When you’re traveling in a foreign country where the dialect’s unfamiliar, there’s nothing worse than being stuck without a means of communicating. Some requests are simple enough to get across with a hand motions, but gesticulating won’t get you far if you need to ask for something more complicated than directions.
As luck would have it, though, there’s a possible solution on the horizon: The Mymanu Clik.
The Mymanu Clik, from Manchester-based audio company Mymanu, is a wireless Bluetooth headset that’s capable of recognizing and translating between nine language packs and 37 different languages in real time, including French, Spanish, and Japanese. When powered on and paired to a smartphone, the earbuds automatically detect the language being spoken and provide a spoken translation within a sentence or two.
An energy-efficient, built-in chip does the heavy lifting, and has the added benefit of offline processing — unlike most translation apps, the Clik doesn’t require an internet connection. Even better, its low power requirements mean the earbuds can last up to six hours on a single charge.
“We’re incredibly proud to be the first and only company in the world to demonstrate language recognizing and translating in-ear earphones,” Mymanu CEO Danny Manu said in a press release. “When we first started developing this incredible product, our dream was to make language barriers a thing of the past — we’re now well on our way to achieving that goal.”
Tech specs and design
We had a chance to stop by Mymanu’s booth at Mobile World Congress in Barcelona, and while we couldn’t test drive a functioning Clik — she informed us that the only working prototypes broke the day before — we were able to get our hands on mock-ups. They were light, sturdy, and just a tad smaller in length than Apple’s wireless AirPods. They boasted three sizes of earbud tips that can be swapped in and out at will, and a wireless charger that doubles as a travel case.
The finalized Clik will sport a touch-sensitive surface that’ll let the wearer switch between settings with touches, swipes, and press, and a LED halo light that can be personalized to activities and notifications.
Mymamu claims the Clik’s translation engine, which was developed in-house over four years, is the the most “accurate” and “speedy” available. It powers a smartphone app, Mymanu translate, that provides a minimalist voice-to-text interface for iOS and Android devices.
The Mymanu can handle more than translation. Mymanu’s developed what they call a “unified music player” — a smartphone app that consolidates music from services like Apple Music and Spotify in a single dashboard. (Mymanu notes that the Clik supports APTX, a Qualcomm standard that enables low-latency, high-bandwidth “CD-like quality” audio.) The Clik will alert the wearer of incoming text, call, and other notification.
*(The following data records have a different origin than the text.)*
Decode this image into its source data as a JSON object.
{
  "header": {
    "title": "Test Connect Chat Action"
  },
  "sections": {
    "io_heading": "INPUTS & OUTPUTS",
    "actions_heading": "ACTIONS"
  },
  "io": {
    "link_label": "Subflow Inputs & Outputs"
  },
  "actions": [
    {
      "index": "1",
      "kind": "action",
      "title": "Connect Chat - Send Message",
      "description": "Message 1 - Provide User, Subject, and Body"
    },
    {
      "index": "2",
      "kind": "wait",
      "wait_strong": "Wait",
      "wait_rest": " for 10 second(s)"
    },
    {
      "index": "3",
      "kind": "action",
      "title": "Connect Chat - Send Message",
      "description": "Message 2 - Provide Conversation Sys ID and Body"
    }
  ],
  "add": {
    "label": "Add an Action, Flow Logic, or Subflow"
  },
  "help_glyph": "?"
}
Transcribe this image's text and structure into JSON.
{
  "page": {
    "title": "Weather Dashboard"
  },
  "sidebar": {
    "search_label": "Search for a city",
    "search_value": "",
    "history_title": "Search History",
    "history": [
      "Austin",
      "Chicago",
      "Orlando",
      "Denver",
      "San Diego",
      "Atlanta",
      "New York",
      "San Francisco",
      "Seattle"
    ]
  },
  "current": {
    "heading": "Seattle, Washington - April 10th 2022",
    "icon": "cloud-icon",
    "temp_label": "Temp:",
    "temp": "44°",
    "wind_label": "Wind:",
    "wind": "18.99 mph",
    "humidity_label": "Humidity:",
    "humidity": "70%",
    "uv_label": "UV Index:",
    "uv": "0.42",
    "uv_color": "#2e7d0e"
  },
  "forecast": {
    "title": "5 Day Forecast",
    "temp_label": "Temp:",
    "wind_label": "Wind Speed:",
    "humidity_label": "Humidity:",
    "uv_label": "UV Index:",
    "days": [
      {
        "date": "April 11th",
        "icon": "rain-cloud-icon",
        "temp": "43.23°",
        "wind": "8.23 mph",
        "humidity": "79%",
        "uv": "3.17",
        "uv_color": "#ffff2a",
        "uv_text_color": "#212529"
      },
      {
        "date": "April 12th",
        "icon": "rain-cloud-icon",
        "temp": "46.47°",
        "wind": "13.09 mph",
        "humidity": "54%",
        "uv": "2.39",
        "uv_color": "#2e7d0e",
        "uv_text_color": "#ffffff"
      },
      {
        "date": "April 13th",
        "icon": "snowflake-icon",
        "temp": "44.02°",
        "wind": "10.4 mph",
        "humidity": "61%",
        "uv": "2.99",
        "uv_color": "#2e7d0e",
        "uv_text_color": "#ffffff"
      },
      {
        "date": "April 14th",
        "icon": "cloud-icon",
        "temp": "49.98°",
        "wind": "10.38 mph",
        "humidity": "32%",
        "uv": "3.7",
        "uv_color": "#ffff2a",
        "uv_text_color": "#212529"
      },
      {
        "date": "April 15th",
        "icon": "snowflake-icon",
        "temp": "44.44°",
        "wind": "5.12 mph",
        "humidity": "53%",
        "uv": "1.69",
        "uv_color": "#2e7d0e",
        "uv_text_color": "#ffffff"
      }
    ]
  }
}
And it’ll provide one-tap access to both the Google Assistant on Android and Siri on iOS.
Lots of potential for translation tech
Mymanu launched a Kickstarter to get the word out, but told Digital Trends that the Clik will begin mass production as soon as March. Already, the company’s entered discussions with “global technology giants,” among them Google and Spotify, about potential partnership opportunities.
“Though we’re not at liberty to disclose details of those discussions — nor the companies we’re talking to, we hope to be making a significant announcement later this year, which we hope will lead to the very rapid, mass-adoption of the technology by individuals, as well as organisations, in health, law enforcement, education and many other sectors.”
The Mymanu has some competition. Pilot, a wireless pair of earbuds that promise real-time translation between English, French, Spanish, and Italian. But Waverly Labs, the New York-based startup behind Pilot, has publicly downplayed expectations.
Assuming the Clik works as well as Mymanu claims, it very well may be the closest thing to a digital Babel Fish the world’s ever seen.